> [EXERCISE REQUIREMENTS]: As you print the data below, keep every line exactly as it is and leave the images behind.

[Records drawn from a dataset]
- Opening Delimiter -
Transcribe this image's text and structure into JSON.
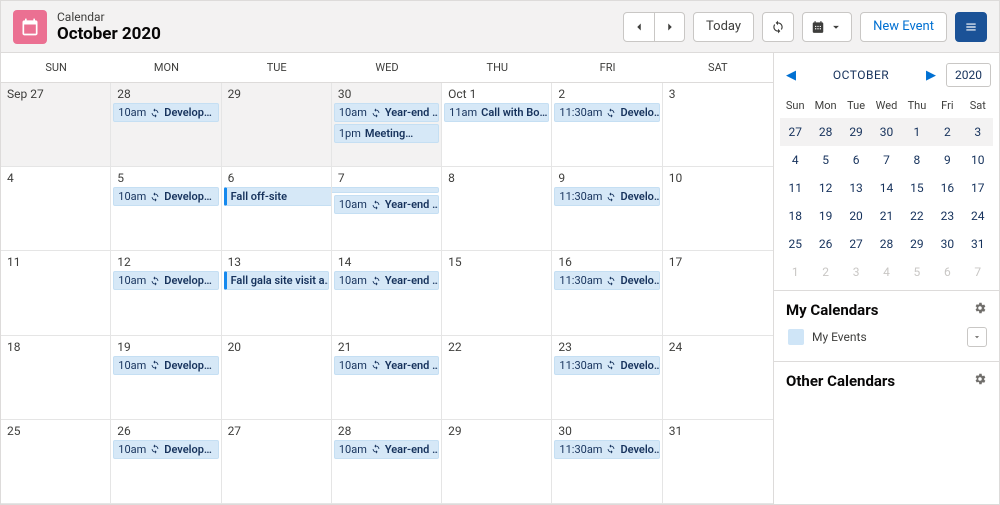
{
  "header": {
    "subtitle": "Calendar",
    "title": "October 2020",
    "today_label": "Today",
    "new_event_label": "New Event"
  },
  "calendar": {
    "dow": [
      "SUN",
      "MON",
      "TUE",
      "WED",
      "THU",
      "FRI",
      "SAT"
    ],
    "weeks": [
      [
        {
          "num": "Sep 27",
          "prev": true,
          "events": []
        },
        {
          "num": "28",
          "prev": true,
          "events": [
            {
              "time": "10am",
              "recurring": true,
              "title": "Develop…"
            }
          ]
        },
        {
          "num": "29",
          "prev": true,
          "events": []
        },
        {
          "num": "30",
          "prev": true,
          "events": [
            {
              "time": "10am",
              "recurring": true,
              "title": "Year-end …"
            },
            {
              "time": "1pm",
              "recurring": false,
              "title": "Meeting…"
            }
          ]
        },
        {
          "num": "Oct 1",
          "events": [
            {
              "time": "11am",
              "recurring": false,
              "title": "Call with Bo…"
            }
          ]
        },
        {
          "num": "2",
          "events": [
            {
              "time": "11:30am",
              "recurring": true,
              "title": "Develo…"
            }
          ]
        },
        {
          "num": "3",
          "events": []
        }
      ],
      [
        {
          "num": "4",
          "events": []
        },
        {
          "num": "5",
          "events": [
            {
              "time": "10am",
              "recurring": true,
              "title": "Develop…"
            }
          ]
        },
        {
          "num": "6",
          "events": [
            {
              "allday": true,
              "span": "start",
              "title": "Fall off-site"
            }
          ]
        },
        {
          "num": "7",
          "events": [
            {
              "allday": true,
              "span": "end",
              "title": ""
            },
            {
              "time": "10am",
              "recurring": true,
              "title": "Year-end …"
            }
          ]
        },
        {
          "num": "8",
          "events": []
        },
        {
          "num": "9",
          "events": [
            {
              "time": "11:30am",
              "recurring": true,
              "title": "Develo…"
            }
          ]
        },
        {
          "num": "10",
          "events": []
        }
      ],
      [
        {
          "num": "11",
          "events": []
        },
        {
          "num": "12",
          "events": [
            {
              "time": "10am",
              "recurring": true,
              "title": "Develop…"
            }
          ]
        },
        {
          "num": "13",
          "events": [
            {
              "allday": true,
              "title": "Fall gala site visit a…"
            }
          ]
        },
        {
          "num": "14",
          "events": [
            {
              "time": "10am",
              "recurring": true,
              "title": "Year-end …"
            }
          ]
        },
        {
          "num": "15",
          "events": []
        },
        {
          "num": "16",
          "events": [
            {
              "time": "11:30am",
              "recurring": true,
              "title": "Develo…"
            }
          ]
        },
        {
          "num": "17",
          "events": []
        }
      ],
      [
        {
          "num": "18",
          "events": []
        },
        {
          "num": "19",
          "events": [
            {
              "time": "10am",
              "recurring": true,
              "title": "Develop…"
            }
          ]
        },
        {
          "num": "20",
          "events": []
        },
        {
          "num": "21",
          "events": [
            {
              "time": "10am",
              "recurring": true,
              "title": "Year-end …"
            }
          ]
        },
        {
          "num": "22",
          "events": []
        },
        {
          "num": "23",
          "events": [
            {
              "time": "11:30am",
              "recurring": true,
              "title": "Develo…"
            }
          ]
        },
        {
          "num": "24",
          "events": []
        }
      ],
      [
        {
          "num": "25",
          "events": []
        },
        {
          "num": "26",
          "events": [
            {
              "time": "10am",
              "recurring": true,
              "title": "Develop…"
            }
          ]
        },
        {
          "num": "27",
          "events": []
        },
        {
          "num": "28",
          "events": [
            {
              "time": "10am",
              "recurring": true,
              "title": "Year-end …"
            }
          ]
        },
        {
          "num": "29",
          "events": []
        },
        {
          "num": "30",
          "events": [
            {
              "time": "11:30am",
              "recurring": true,
              "title": "Develo…"
            }
          ]
        },
        {
          "num": "31",
          "events": []
        }
      ]
    ]
  },
  "mini": {
    "month_label": "OCTOBER",
    "year": "2020",
    "dow": [
      "Sun",
      "Mon",
      "Tue",
      "Wed",
      "Thu",
      "Fri",
      "Sat"
    ],
    "rows": [
      [
        {
          "n": "27",
          "o": false
        },
        {
          "n": "28",
          "o": false
        },
        {
          "n": "29",
          "o": false
        },
        {
          "n": "30",
          "o": false
        },
        {
          "n": "1",
          "o": false
        },
        {
          "n": "2",
          "o": false
        },
        {
          "n": "3",
          "o": false
        }
      ],
      [
        {
          "n": "4",
          "o": false
        },
        {
          "n": "5",
          "o": false
        },
        {
          "n": "6",
          "o": false
        },
        {
          "n": "7",
          "o": false
        },
        {
          "n": "8",
          "o": false
        },
        {
          "n": "9",
          "o": false
        },
        {
          "n": "10",
          "o": false
        }
      ],
      [
        {
          "n": "11",
          "o": false
        },
        {
          "n": "12",
          "o": false
        },
        {
          "n": "13",
          "o": false
        },
        {
          "n": "14",
          "o": false
        },
        {
          "n": "15",
          "o": false
        },
        {
          "n": "16",
          "o": false
        },
        {
          "n": "17",
          "o": false
        }
      ],
      [
        {
          "n": "18",
          "o": false
        },
        {
          "n": "19",
          "o": false
        },
        {
          "n": "20",
          "o": false
        },
        {
          "n": "21",
          "o": false
        },
        {
          "n": "22",
          "o": false
        },
        {
          "n": "23",
          "o": false
        },
        {
          "n": "24",
          "o": false
        }
      ],
      [
        {
          "n": "25",
          "o": false
        },
        {
          "n": "26",
          "o": false
        },
        {
          "n": "27",
          "o": false
        },
        {
          "n": "28",
          "o": false
        },
        {
          "n": "29",
          "o": false
        },
        {
          "n": "30",
          "o": false
        },
        {
          "n": "31",
          "o": false
        }
      ],
      [
        {
          "n": "1",
          "o": true
        },
        {
          "n": "2",
          "o": true
        },
        {
          "n": "3",
          "o": true
        },
        {
          "n": "4",
          "o": true
        },
        {
          "n": "5",
          "o": true
        },
        {
          "n": "6",
          "o": true
        },
        {
          "n": "7",
          "o": true
        }
      ]
    ]
  },
  "sidebar": {
    "my_calendars_title": "My Calendars",
    "other_calendars_title": "Other Calendars",
    "items": [
      {
        "label": "My Events",
        "color": "#cfe5f7"
      }
    ]
  }
}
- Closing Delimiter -
> [EXERCISE RESPONSE]:
Transcribe this image's text and structure into JSON.
{
  "header": {
    "subtitle": "Calendar",
    "title": "October 2020",
    "today_label": "Today",
    "new_event_label": "New Event"
  },
  "calendar": {
    "dow": [
      "SUN",
      "MON",
      "TUE",
      "WED",
      "THU",
      "FRI",
      "SAT"
    ],
    "weeks": [
      [
        {
          "num": "Sep 27",
          "prev": true,
          "events": []
        },
        {
          "num": "28",
          "prev": true,
          "events": [
            {
              "time": "10am",
              "recurring": true,
              "title": "Develop…"
            }
          ]
        },
        {
          "num": "29",
          "prev": true,
          "events": []
        },
        {
          "num": "30",
          "prev": true,
          "events": [
            {
              "time": "10am",
              "recurring": true,
              "title": "Year-end …"
            },
            {
              "time": "1pm",
              "recurring": false,
              "title": "Meeting…"
            }
          ]
        },
        {
          "num": "Oct 1",
          "events": [
            {
              "time": "11am",
              "recurring": false,
              "title": "Call with Bo…"
            }
          ]
        },
        {
          "num": "2",
          "events": [
            {
              "time": "11:30am",
              "recurring": true,
              "title": "Develo…"
            }
          ]
        },
        {
          "num": "3",
          "events": []
        }
      ],
      [
        {
          "num": "4",
          "events": []
        },
        {
          "num": "5",
          "events": [
            {
              "time": "10am",
              "recurring": true,
              "title": "Develop…"
            }
          ]
        },
        {
          "num": "6",
          "events": [
            {
              "allday": true,
              "span": "start",
              "title": "Fall off-site"
            }
          ]
        },
        {
          "num": "7",
          "events": [
            {
              "allday": true,
              "span": "end",
              "title": ""
            },
            {
              "time": "10am",
              "recurring": true,
              "title": "Year-end …"
            }
          ]
        },
        {
          "num": "8",
          "events": []
        },
        {
          "num": "9",
          "events": [
            {
              "time": "11:30am",
              "recurring": true,
              "title": "Develo…"
            }
          ]
        },
        {
          "num": "10",
          "events": []
        }
      ],
      [
        {
          "num": "11",
          "events": []
        },
        {
          "num": "12",
          "events": [
            {
              "time": "10am",
              "recurring": true,
              "title": "Develop…"
            }
          ]
        },
        {
          "num": "13",
          "events": [
            {
              "allday": true,
              "title": "Fall gala site visit a…"
            }
          ]
        },
        {
          "num": "14",
          "events": [
            {
              "time": "10am",
              "recurring": true,
              "title": "Year-end …"
            }
          ]
        },
        {
          "num": "15",
          "events": []
        },
        {
          "num": "16",
          "events": [
            {
              "time": "11:30am",
              "recurring": true,
              "title": "Develo…"
            }
          ]
        },
        {
          "num": "17",
          "events": []
        }
      ],
      [
        {
          "num": "18",
          "events": []
        },
        {
          "num": "19",
          "events": [
            {
              "time": "10am",
              "recurring": true,
              "title": "Develop…"
            }
          ]
        },
        {
          "num": "20",
          "events": []
        },
        {
          "num": "21",
          "events": [
            {
              "time": "10am",
              "recurring": true,
              "title": "Year-end …"
            }
          ]
        },
        {
          "num": "22",
          "events": []
        },
        {
          "num": "23",
          "events": [
            {
              "time": "11:30am",
              "recurring": true,
              "title": "Develo…"
            }
          ]
        },
        {
          "num": "24",
          "events": []
        }
      ],
      [
        {
          "num": "25",
          "events": []
        },
        {
          "num": "26",
          "events": [
            {
              "time": "10am",
              "recurring": true,
              "title": "Develop…"
            }
          ]
        },
        {
          "num": "27",
          "events": []
        },
        {
          "num": "28",
          "events": [
            {
              "time": "10am",
              "recurring": true,
              "title": "Year-end …"
            }
          ]
        },
        {
          "num": "29",
          "events": []
        },
        {
          "num": "30",
          "events": [
            {
              "time": "11:30am",
              "recurring": true,
              "title": "Develo…"
            }
          ]
        },
        {
          "num": "31",
          "events": []
        }
      ]
    ]
  },
  "mini": {
    "month_label": "OCTOBER",
    "year": "2020",
    "dow": [
      "Sun",
      "Mon",
      "Tue",
      "Wed",
      "Thu",
      "Fri",
      "Sat"
    ],
    "rows": [
      [
        {
          "n": "27",
          "o": false
        },
        {
          "n": "28",
          "o": false
        },
        {
          "n": "29",
          "o": false
        },
        {
          "n": "30",
          "o": false
        },
        {
          "n": "1",
          "o": false
        },
        {
          "n": "2",
          "o": false
        },
        {
          "n": "3",
          "o": false
        }
      ],
      [
        {
          "n": "4",
          "o": false
        },
        {
          "n": "5",
          "o": false
        },
        {
          "n": "6",
          "o": false
        },
        {
          "n": "7",
          "o": false
        },
        {
          "n": "8",
          "o": false
        },
        {
          "n": "9",
          "o": false
        },
        {
          "n": "10",
          "o": false
        }
      ],
      [
        {
          "n": "11",
          "o": false
        },
        {
          "n": "12",
          "o": false
        },
        {
          "n": "13",
          "o": false
        },
        {
          "n": "14",
          "o": false
        },
        {
          "n": "15",
          "o": false
        },
        {
          "n": "16",
          "o": false
        },
        {
          "n": "17",
          "o": false
        }
      ],
      [
        {
          "n": "18",
          "o": false
        },
        {
          "n": "19",
          "o": false
        },
        {
          "n": "20",
          "o": false
        },
        {
          "n": "21",
          "o": false
        },
        {
          "n": "22",
          "o": false
        },
        {
          "n": "23",
          "o": false
        },
        {
          "n": "24",
          "o": false
        }
      ],
      [
        {
          "n": "25",
          "o": false
        },
        {
          "n": "26",
          "o": false
        },
        {
          "n": "27",
          "o": false
        },
        {
          "n": "28",
          "o": false
        },
        {
          "n": "29",
          "o": false
        },
        {
          "n": "30",
          "o": false
        },
        {
          "n": "31",
          "o": false
        }
      ],
      [
        {
          "n": "1",
          "o": true
        },
        {
          "n": "2",
          "o": true
        },
        {
          "n": "3",
          "o": true
        },
        {
          "n": "4",
          "o": true
        },
        {
          "n": "5",
          "o": true
        },
        {
          "n": "6",
          "o": true
        },
        {
          "n": "7",
          "o": true
        }
      ]
    ]
  },
  "sidebar": {
    "my_calendars_title": "My Calendars",
    "other_calendars_title": "Other Calendars",
    "items": [
      {
        "label": "My Events",
        "color": "#cfe5f7"
      }
    ]
  }
}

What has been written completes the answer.